The new minister for disabled people is determined to press ahead with the same old divisive policies says Sunil Peck.

In her first interview with Disability Now, the new minister for disabled people Esther McVey has said that she hopes that she'll become a champion for disabled people.

She's only been in office for a few weeks, but there's already enough evidence to suggest that her tenure could turn out to be as unpopular as that of her predecessor Maria Miller.

McVey talks about the need to engage with disabled people. But rather than the need to heel the rift with disabled people, she seems to see her role as building on the policies initiated under Miller.

'Particularly with the Disability Action Alliance, and the Fulfilling Potential document. So that if we are making policy, we are engaging with people, we make sure that the people that matter are having a key say in it.'

The Disability Action Alliance, led by Disability Rights UK, comprises charities and public and private sector organisations. It will draw up policies as part of the government's disability strategy aimed at promoting independent living.

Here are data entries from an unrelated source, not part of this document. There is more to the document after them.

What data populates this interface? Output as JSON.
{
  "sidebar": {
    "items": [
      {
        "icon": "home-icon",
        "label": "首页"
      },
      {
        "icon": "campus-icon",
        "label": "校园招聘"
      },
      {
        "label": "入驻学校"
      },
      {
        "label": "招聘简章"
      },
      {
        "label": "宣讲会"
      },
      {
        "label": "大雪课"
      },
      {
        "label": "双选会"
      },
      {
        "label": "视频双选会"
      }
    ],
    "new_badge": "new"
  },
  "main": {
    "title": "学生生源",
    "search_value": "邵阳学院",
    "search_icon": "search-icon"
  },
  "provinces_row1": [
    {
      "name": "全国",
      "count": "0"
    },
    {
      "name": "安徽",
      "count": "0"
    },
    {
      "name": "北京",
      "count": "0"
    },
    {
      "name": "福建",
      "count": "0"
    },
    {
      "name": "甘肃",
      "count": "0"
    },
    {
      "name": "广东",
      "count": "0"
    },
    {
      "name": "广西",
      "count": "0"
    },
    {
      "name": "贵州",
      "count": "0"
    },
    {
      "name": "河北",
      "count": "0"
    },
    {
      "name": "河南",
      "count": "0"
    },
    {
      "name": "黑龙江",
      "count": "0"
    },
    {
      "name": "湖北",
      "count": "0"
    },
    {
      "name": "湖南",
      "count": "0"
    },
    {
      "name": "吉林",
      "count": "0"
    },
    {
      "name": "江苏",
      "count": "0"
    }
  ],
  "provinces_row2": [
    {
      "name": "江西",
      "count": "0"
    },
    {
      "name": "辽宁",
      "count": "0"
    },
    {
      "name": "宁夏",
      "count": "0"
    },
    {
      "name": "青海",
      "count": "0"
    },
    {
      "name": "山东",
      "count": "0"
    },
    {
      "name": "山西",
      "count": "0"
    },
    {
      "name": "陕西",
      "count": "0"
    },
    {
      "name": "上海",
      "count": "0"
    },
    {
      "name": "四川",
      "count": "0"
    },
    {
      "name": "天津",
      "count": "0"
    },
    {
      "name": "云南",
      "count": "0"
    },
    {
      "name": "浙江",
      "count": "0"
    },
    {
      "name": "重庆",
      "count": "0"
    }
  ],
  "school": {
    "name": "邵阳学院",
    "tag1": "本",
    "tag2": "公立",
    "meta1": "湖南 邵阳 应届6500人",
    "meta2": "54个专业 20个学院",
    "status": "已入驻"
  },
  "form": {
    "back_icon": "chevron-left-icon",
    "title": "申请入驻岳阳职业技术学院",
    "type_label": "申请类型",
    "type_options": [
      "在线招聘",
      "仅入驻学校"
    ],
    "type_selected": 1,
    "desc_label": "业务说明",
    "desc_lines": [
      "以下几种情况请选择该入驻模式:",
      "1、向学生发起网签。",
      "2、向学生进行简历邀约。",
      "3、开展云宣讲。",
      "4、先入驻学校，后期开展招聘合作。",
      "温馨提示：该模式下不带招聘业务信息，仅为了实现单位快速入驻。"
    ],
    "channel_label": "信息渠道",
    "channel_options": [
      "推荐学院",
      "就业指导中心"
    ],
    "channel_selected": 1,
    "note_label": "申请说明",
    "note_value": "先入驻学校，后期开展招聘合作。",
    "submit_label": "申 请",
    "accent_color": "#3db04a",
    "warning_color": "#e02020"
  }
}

'What I thought is how we best to engage at the moment? What is coming forward in legislation? What is it that we need our voice in? I think what was coming across loud and clear is the minister for disabled people isn't a little silo, it feeds through absolutely every department. We have to be there right at the beginning. Also, one of the key things coming out is awareness in the media and how people are portrayed, that needed a greater voice. Also work and how to set up in business and engage with employers. I know a lot of bright disabled people with degrees, masters and PHDs, and they are saying how could we set up in business? Could we look to Access to Work? So I am trying to start piecing things together and getting a voice out in the various departments.'

When she was appointed, McVey spoke about the importance of promoting independent living. How does she reconcile that with the fears expressed recently by paralympians who have spoken of the importance of Disability Living Allowance in supporting independence?

'We need to state clearly here that we will continue to spend over £40 billion a year on disabled people and their services. Yes, DLA is changing, but a lot of people are saying we want that changing, people working within the benefits system and people who are trying to get DLA support. When it was set up, it was very much focussed on physical impairments and not taking as much into consideration about sensory needs and other disabilities so I think the whole thing needed to be looked at. But it really is worth emphasising that £40 billion is continuing to be spent, we are just saying how can we spend it better?'

There was a protest outside the DWP at plans to close the Independent Living Fund a few days after McVey took office. But there's little evidence that it'll lead to a change of heart.

'Protest is a very visible way of getting a message across so when people protest you have got to take on board what they are saying. But what I have seen sometimes is people inflaming situations when actually a decision has not come to a conclusion. We have not committed to what we are doing yet, but it is about support and helping people and getting that right. So we thought is it best devolving it to local authorities and Scotland and Wales.'

The minister declines to point the finger at anyone in particular for inflaming the situation, but she does say that disabled people themselves have called for policy changes in the benefit system.

It's certainly true that some of the most vociferous calls for policy change relate to the discredited Work Capability Assessments. But the minister is still committed to them.

'This is something that we took over as a government. There were concerns so what we have said is how do we get to this to work? How do we ensure that it is done as best as possible? So we did bring Professor Harrington on board to conduct a review. We are perfecting an imperfect scheme that was handed to us, but we are getting it right.'

Distrust of government is high among disabled people, so is there anything in particular McVey would like to say as she settles into her new post?

'What everybody has got to do is work together to ensure this works. I'm new and I have said that I want to be a champion for disabled people, I want to make sure the alliance is working and everybody has a say. if there is distrust, The only way you can get rid of it is to build upon something. Have a proper working relationship and get that trust working because we both benefit or get more out of this relationship if there is trust there.'

Disability Now